◆ Work instructions
Would you filter these records and copy every line that has the word "this"?

Record extracts below:

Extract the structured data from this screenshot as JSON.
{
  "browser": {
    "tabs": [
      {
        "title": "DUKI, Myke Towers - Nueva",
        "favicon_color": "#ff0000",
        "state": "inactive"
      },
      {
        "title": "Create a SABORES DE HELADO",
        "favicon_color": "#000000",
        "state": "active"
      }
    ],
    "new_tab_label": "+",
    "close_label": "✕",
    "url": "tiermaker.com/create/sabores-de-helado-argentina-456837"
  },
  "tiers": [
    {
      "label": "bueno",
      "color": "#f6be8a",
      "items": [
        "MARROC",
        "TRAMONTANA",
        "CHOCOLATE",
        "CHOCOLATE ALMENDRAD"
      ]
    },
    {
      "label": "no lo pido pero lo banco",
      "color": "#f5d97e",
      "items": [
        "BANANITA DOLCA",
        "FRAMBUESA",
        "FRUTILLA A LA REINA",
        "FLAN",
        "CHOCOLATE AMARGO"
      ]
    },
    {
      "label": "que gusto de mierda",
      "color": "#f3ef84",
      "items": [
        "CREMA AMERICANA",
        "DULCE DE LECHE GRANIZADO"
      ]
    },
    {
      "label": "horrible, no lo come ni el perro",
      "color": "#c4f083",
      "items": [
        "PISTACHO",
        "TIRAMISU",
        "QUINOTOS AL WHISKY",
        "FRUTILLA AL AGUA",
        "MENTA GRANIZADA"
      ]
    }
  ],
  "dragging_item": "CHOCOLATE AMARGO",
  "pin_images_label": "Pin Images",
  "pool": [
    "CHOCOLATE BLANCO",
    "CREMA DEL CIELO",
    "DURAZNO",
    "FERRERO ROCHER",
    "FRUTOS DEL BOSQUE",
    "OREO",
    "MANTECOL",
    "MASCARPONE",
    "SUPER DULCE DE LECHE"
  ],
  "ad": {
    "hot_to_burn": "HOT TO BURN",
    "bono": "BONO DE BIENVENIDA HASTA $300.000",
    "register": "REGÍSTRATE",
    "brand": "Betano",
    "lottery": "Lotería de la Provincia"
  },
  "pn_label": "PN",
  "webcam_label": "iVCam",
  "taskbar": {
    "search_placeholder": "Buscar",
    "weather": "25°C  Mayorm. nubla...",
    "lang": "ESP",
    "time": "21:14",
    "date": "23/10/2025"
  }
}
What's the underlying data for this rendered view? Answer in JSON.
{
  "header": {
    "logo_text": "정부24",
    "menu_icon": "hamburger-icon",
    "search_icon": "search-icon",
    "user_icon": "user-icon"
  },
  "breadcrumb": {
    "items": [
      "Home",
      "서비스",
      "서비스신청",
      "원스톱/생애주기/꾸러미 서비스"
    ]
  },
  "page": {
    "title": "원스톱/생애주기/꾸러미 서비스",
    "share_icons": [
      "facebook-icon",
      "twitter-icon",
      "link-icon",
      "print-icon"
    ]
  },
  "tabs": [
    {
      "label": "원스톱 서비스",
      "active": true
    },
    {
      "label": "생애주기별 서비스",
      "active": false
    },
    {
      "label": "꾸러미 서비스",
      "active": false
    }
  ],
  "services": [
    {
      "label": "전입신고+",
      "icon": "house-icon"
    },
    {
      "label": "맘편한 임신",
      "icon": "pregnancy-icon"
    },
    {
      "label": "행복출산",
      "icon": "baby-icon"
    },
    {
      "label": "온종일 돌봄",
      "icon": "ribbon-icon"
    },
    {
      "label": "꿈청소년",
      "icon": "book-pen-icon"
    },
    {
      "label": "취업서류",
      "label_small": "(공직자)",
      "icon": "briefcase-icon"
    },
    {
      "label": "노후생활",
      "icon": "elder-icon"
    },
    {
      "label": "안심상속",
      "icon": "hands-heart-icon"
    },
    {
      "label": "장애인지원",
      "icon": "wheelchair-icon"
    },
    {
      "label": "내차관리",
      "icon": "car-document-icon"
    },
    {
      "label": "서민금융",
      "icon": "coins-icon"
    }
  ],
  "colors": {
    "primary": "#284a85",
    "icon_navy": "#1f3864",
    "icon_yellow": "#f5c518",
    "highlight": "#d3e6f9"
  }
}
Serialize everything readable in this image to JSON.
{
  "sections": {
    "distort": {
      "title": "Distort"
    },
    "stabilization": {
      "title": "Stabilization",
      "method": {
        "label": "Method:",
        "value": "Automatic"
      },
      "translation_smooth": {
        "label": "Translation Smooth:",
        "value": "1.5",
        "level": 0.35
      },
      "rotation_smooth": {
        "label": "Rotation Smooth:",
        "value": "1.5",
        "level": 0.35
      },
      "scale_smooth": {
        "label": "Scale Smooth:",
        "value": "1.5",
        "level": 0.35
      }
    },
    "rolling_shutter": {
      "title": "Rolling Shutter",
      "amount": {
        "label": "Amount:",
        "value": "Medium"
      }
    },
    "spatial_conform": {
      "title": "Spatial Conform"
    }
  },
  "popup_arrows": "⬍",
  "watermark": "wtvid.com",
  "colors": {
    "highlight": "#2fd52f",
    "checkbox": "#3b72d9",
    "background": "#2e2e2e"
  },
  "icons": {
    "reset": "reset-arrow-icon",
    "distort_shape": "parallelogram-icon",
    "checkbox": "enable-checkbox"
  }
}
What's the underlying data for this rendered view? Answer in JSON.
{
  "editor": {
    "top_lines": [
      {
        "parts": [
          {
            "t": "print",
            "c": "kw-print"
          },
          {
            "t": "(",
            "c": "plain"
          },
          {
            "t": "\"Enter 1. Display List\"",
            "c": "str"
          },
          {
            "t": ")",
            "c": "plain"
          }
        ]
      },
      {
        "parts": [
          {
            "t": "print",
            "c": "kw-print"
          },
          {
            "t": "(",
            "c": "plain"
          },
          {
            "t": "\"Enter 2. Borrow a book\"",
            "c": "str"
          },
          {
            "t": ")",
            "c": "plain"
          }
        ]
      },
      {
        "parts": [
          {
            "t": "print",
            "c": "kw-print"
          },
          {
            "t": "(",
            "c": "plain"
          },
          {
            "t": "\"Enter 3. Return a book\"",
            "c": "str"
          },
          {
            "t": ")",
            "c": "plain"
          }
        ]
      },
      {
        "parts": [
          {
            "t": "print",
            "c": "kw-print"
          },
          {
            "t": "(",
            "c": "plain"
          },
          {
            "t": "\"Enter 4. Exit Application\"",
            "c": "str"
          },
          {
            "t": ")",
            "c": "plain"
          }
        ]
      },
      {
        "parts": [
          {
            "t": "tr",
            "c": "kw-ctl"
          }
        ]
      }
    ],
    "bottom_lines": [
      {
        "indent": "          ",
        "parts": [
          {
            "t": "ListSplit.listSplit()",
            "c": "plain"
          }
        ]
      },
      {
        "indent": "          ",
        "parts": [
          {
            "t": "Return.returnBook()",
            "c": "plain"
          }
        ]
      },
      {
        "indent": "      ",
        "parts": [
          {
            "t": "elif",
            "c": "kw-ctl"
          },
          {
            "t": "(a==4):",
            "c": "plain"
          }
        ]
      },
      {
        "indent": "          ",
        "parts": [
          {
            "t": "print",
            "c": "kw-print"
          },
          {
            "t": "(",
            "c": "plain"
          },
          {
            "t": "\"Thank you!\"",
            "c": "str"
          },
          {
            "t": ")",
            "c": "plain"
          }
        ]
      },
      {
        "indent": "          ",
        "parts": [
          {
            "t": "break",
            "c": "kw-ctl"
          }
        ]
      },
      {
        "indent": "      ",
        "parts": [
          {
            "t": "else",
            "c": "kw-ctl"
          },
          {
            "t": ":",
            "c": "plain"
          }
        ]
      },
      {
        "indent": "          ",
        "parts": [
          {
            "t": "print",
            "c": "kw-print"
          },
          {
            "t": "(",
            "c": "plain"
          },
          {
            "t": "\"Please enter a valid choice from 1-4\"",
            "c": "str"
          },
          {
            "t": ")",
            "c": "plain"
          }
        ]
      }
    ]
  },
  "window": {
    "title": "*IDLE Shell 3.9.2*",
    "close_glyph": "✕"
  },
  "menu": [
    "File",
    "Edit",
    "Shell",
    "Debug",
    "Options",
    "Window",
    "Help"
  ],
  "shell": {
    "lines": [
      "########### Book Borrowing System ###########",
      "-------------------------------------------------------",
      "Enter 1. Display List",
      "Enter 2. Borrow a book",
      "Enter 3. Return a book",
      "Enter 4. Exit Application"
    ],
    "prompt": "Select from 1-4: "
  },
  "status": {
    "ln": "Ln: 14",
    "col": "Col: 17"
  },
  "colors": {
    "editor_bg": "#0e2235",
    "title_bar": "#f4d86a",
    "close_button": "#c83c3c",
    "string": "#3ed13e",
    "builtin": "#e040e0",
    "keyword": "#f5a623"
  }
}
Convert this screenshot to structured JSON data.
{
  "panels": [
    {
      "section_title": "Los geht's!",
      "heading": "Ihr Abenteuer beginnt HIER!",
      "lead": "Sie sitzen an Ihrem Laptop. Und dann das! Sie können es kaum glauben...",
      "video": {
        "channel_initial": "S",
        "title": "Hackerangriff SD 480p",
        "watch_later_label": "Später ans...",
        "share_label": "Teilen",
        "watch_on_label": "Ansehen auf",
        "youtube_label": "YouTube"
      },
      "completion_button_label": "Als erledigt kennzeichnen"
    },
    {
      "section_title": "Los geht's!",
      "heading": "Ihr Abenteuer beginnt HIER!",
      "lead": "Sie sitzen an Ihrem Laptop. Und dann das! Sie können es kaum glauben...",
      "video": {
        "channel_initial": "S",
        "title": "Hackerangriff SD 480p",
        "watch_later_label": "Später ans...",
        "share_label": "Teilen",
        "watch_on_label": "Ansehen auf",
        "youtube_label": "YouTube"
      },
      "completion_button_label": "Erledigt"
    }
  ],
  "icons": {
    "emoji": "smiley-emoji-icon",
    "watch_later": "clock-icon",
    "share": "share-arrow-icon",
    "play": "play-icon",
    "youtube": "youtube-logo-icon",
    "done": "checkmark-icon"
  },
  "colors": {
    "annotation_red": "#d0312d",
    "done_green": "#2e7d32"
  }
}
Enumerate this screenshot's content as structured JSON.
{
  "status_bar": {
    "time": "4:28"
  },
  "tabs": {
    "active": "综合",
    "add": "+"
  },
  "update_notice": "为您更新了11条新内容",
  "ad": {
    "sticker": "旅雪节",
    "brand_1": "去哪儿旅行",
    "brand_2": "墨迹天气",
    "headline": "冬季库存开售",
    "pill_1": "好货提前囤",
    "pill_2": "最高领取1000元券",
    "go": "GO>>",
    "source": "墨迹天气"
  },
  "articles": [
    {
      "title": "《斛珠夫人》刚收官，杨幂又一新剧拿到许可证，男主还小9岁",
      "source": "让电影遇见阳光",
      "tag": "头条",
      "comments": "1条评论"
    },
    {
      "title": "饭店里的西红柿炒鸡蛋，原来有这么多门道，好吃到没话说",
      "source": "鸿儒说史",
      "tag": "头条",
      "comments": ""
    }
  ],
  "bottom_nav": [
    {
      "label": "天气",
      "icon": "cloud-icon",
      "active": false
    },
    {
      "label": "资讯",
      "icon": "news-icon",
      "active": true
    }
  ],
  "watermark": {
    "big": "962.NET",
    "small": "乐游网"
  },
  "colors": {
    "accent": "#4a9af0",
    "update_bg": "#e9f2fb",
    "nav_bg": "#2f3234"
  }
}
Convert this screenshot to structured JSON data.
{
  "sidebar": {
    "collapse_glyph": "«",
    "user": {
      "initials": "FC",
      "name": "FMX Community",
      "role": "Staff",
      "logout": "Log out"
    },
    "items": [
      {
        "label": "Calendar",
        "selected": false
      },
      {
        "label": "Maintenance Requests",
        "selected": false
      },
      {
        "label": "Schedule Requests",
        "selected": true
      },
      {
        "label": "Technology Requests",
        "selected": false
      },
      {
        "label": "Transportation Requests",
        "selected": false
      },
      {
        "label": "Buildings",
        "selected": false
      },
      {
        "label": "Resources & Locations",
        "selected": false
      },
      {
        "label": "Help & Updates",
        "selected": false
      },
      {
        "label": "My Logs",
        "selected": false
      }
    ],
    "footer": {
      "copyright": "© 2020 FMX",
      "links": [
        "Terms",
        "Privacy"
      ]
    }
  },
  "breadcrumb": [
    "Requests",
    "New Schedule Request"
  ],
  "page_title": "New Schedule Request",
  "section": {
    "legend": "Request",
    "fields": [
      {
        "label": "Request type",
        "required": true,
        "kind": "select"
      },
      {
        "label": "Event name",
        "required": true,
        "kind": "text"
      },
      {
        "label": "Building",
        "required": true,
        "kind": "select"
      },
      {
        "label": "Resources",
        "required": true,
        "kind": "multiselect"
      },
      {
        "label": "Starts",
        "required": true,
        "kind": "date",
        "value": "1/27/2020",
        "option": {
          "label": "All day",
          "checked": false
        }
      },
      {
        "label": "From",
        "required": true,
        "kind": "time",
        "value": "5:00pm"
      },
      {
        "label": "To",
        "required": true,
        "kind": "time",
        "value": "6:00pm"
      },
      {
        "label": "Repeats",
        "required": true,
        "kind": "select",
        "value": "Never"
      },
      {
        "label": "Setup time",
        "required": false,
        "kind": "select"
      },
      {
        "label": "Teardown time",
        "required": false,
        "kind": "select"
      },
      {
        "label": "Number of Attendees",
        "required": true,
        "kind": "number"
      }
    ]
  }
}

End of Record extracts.

◆ Answer for the task
Extract the structured data from this screenshot as JSON.
What's the underlying data for this rendered view? Answer in JSON.
Serialize everything readable in this image to JSON.
What's the underlying data for this rendered view? Answer in JSON.
Convert this screenshot to structured JSON data.
Enumerate this screenshot's content as structured JSON.
Convert this screenshot to structured JSON data.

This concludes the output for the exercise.